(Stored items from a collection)
▼▼▼
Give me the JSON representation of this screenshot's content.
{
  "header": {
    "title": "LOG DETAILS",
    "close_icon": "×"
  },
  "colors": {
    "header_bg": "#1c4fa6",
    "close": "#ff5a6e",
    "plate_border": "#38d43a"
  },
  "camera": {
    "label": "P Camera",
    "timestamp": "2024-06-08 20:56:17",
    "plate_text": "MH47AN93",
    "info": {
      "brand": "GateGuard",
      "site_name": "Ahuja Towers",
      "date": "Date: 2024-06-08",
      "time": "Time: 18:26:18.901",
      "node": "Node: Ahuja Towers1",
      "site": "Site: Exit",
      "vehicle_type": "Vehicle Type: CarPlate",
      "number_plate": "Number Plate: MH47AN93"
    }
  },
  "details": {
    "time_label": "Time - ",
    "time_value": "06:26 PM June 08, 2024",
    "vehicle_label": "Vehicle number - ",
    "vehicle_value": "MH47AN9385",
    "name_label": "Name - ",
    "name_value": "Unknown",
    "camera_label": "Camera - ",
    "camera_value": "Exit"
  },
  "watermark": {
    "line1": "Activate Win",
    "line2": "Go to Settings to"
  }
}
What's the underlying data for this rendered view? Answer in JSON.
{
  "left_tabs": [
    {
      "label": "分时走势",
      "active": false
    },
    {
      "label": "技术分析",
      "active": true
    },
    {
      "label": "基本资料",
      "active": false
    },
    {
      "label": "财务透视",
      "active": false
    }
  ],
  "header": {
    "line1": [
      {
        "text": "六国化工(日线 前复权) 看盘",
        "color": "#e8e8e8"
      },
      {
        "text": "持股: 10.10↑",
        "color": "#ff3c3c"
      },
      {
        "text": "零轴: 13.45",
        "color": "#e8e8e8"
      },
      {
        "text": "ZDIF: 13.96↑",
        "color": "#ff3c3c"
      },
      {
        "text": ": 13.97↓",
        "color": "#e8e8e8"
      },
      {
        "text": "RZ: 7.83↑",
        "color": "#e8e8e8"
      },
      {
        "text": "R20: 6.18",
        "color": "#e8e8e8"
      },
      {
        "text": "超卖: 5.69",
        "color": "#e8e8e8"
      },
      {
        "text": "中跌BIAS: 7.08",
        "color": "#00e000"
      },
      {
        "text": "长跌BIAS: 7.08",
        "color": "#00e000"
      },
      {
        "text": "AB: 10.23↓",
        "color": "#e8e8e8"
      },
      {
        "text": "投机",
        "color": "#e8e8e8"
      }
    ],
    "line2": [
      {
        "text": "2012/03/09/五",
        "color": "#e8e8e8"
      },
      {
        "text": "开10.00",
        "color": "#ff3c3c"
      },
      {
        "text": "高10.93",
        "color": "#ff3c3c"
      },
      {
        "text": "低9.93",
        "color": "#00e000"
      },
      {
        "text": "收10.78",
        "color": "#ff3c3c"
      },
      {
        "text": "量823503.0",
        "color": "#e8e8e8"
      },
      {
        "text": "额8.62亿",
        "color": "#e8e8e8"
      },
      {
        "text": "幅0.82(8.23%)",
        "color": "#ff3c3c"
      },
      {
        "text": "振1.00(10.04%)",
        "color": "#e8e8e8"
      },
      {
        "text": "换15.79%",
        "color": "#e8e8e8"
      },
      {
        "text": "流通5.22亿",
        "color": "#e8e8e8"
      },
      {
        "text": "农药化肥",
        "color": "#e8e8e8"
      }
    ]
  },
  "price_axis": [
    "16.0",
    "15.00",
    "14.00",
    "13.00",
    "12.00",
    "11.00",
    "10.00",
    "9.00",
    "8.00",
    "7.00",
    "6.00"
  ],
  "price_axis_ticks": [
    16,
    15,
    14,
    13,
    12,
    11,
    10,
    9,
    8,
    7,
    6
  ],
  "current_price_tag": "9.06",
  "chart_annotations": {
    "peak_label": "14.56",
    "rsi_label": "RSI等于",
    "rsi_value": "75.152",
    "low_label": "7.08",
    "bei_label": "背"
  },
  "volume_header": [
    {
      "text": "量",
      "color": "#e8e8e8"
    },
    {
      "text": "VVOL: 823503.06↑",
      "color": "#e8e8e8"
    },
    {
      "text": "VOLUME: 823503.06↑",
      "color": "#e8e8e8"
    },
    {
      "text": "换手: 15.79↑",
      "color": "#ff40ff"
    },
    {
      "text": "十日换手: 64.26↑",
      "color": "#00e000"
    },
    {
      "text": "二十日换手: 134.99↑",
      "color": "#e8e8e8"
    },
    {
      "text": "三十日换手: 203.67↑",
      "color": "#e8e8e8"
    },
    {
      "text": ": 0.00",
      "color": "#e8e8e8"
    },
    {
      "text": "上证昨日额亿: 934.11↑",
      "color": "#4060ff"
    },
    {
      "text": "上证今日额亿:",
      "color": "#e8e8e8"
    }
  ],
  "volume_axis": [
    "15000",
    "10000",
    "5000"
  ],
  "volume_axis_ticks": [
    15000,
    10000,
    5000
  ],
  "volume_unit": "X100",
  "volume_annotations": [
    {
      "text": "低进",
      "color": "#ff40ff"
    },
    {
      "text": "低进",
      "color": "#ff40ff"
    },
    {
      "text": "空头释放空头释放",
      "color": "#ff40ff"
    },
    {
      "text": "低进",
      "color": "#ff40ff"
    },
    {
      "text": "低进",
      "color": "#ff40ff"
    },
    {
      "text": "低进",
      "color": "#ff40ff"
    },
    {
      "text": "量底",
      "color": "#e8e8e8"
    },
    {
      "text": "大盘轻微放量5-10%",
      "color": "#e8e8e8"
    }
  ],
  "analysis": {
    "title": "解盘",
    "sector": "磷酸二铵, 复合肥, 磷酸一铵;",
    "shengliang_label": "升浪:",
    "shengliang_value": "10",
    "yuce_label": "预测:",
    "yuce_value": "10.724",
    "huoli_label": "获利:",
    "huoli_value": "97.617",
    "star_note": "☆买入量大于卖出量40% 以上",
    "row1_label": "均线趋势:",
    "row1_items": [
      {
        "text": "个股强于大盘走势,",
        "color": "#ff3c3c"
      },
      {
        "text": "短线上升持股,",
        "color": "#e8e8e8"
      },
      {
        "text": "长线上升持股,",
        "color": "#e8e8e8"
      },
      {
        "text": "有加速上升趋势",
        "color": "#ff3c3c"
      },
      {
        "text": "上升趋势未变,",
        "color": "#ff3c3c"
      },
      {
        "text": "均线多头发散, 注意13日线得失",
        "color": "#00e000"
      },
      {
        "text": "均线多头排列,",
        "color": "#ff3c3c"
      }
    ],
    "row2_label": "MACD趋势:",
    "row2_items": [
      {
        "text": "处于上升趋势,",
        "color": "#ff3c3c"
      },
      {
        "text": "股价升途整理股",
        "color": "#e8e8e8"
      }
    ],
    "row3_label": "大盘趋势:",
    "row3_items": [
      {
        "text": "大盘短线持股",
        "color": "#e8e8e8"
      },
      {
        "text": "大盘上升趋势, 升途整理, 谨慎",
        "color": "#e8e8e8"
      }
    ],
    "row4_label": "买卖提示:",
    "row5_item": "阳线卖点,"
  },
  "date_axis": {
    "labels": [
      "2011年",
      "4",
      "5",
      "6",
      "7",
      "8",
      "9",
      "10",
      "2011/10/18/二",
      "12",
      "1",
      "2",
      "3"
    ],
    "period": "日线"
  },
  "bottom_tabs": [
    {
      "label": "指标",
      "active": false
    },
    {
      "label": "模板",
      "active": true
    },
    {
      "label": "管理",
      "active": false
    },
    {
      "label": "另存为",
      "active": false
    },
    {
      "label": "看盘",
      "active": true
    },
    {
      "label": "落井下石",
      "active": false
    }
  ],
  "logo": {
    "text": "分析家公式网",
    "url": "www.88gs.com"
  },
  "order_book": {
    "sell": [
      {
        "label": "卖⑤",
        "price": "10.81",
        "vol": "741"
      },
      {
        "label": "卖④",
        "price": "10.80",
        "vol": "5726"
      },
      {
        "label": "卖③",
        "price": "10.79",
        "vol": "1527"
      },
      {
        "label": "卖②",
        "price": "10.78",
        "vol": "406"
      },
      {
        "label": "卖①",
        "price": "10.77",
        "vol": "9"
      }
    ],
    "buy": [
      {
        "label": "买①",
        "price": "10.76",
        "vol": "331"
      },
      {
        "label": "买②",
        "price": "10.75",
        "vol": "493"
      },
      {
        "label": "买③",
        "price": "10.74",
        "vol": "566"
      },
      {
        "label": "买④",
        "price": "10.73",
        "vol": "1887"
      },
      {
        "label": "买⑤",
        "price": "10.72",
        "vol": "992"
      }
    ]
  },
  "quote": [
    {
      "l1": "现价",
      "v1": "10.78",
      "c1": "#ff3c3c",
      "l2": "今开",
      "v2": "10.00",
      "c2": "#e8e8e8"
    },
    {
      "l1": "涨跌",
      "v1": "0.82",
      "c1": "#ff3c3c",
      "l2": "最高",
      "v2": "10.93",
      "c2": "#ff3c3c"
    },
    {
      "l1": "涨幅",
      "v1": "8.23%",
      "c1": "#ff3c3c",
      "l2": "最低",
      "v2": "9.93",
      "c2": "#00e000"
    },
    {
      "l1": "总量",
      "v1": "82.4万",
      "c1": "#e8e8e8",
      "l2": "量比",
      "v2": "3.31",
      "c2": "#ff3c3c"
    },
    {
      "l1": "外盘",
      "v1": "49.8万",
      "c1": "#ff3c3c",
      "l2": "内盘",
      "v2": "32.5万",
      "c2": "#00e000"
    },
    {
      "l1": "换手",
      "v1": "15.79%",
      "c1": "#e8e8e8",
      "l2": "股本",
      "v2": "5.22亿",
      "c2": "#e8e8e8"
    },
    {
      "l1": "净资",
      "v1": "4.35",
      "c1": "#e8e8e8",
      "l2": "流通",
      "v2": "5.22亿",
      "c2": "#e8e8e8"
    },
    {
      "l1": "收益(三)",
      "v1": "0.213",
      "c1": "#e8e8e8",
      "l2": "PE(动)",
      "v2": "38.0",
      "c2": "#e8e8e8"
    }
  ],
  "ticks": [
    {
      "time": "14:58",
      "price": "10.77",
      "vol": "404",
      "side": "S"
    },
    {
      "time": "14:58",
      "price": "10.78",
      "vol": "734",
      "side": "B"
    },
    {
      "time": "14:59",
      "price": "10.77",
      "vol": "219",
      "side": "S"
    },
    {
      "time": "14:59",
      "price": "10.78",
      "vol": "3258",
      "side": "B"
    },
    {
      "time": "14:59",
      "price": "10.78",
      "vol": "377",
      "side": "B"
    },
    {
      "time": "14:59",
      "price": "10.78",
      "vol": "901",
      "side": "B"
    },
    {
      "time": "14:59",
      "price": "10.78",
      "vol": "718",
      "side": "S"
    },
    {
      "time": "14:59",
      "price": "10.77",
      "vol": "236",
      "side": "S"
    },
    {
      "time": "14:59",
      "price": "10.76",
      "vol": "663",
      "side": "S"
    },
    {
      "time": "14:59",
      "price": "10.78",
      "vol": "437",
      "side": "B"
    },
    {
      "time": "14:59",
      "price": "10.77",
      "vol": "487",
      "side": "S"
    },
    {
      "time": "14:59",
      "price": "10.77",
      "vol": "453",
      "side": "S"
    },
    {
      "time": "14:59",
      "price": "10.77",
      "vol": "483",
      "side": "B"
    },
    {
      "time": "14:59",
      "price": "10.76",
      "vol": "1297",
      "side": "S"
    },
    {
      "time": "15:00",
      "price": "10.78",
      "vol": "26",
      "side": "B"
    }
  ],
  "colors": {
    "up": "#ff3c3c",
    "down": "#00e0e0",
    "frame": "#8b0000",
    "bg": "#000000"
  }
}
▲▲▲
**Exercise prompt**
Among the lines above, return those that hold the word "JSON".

**Task answer**
Give me the JSON representation of this screenshot's content.
What's the underlying data for this rendered view? Answer in JSON.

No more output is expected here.